Signs of Peace
By: William Apel
"No current issue is more urgent than interfaith relations today, and no writer, past or present, has given us greater insight into effecting reconciliation among representatives of the worlds religions than Thomas Merton." --E. Glenn Hinson, Baptist Theological Seminary at Richmond
"Thomas Merton's ecumenical concerns are highlighted in this timely volume. It demonstrates convincingly Merton's continual growth in ecumenical dialogue from his first encounters with Christians of various religious persuasions to Jewish, Islamic, and non-Christian traditions of the Far East." --Brother Patrick Hart, Abbey of Gethsemani
During the last decade of his life, Thomas Merton corresponded with people around the globe about world religions and the need for interfaith understanding. Initiating contact with figures like Zen scholar D.T. Suzuki, Thich Nhat Hanh, and Rabbi Abraham Heschel, he sought not only to expand his understanding of other faiths, but to find like-minded friends who might share his dream of a global community of the spirit. Such people, whom he called living "sacraments" or signs of peace, were those "able to unite in themselves and experience in their own lives all that is best and most true in the numerous spiritual traditions."
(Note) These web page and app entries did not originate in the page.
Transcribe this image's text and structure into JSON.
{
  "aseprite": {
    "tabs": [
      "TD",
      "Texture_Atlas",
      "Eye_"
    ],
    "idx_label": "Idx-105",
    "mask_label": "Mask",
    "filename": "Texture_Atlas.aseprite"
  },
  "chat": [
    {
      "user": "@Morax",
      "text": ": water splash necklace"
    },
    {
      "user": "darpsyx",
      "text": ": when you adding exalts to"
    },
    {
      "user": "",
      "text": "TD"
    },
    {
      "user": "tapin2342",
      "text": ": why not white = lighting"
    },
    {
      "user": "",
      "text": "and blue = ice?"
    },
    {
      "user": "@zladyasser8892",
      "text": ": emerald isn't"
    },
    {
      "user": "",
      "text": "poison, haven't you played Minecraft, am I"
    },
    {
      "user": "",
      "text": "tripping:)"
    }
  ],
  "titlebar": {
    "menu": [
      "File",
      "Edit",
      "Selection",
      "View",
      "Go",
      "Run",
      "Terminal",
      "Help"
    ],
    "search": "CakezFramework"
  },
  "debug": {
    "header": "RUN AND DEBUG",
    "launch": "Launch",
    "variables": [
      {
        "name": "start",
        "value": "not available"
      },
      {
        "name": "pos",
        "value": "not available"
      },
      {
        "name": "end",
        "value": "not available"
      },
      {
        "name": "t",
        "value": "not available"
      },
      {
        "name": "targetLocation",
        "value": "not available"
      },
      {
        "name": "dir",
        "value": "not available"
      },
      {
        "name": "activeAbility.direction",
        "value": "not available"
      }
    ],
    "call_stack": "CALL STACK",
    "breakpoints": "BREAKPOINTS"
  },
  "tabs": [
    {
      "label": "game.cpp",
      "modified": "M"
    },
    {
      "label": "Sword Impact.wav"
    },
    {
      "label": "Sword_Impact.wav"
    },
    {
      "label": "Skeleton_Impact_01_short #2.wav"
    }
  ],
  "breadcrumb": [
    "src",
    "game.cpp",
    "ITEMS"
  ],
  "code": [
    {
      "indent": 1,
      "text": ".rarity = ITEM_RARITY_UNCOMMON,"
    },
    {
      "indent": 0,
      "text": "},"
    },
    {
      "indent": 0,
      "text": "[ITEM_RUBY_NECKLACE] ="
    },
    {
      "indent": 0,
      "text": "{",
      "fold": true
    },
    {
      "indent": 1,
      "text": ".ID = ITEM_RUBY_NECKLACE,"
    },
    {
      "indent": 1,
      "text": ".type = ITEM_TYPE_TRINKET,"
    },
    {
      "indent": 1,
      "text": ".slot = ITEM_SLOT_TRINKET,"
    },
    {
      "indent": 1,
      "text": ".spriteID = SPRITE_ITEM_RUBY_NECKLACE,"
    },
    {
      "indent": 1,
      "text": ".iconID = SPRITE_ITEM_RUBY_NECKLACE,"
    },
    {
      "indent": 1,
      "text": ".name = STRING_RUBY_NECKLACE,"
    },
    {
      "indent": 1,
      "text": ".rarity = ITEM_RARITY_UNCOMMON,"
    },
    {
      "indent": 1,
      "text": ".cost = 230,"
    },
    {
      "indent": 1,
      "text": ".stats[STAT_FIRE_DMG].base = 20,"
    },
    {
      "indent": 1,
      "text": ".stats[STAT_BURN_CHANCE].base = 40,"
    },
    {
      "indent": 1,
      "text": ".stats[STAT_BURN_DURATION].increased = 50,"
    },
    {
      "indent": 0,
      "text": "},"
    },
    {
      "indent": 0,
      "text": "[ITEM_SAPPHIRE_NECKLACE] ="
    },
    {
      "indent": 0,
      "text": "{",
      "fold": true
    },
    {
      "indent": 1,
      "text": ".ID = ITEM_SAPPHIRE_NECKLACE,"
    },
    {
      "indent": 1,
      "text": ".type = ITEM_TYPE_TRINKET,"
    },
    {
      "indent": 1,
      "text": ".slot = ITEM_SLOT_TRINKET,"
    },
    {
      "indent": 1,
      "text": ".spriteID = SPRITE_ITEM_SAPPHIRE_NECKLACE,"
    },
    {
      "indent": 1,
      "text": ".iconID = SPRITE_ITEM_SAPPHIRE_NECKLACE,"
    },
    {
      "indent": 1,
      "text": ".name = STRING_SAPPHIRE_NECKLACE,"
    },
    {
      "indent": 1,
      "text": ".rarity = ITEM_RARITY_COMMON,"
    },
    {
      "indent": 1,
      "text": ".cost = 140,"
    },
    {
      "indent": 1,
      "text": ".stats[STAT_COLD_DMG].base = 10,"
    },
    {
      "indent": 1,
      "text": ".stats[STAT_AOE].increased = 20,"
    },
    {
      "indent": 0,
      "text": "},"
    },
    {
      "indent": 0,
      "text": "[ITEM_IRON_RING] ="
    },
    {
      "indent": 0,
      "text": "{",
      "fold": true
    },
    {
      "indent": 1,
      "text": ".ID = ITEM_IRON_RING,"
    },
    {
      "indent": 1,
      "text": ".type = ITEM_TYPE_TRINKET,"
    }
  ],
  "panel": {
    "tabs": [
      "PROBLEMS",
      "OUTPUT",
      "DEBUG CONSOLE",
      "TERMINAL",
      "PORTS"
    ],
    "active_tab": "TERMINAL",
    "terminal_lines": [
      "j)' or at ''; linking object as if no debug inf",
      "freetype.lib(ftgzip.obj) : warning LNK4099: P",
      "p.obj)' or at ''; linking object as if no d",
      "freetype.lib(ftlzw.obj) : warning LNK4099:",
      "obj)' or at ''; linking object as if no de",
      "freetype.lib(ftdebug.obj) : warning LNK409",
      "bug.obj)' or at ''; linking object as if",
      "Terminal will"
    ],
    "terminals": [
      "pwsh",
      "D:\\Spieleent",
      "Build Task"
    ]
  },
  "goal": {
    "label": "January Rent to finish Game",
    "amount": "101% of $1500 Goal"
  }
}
William Apel is professor of religious studies at Linfield College, Oregon.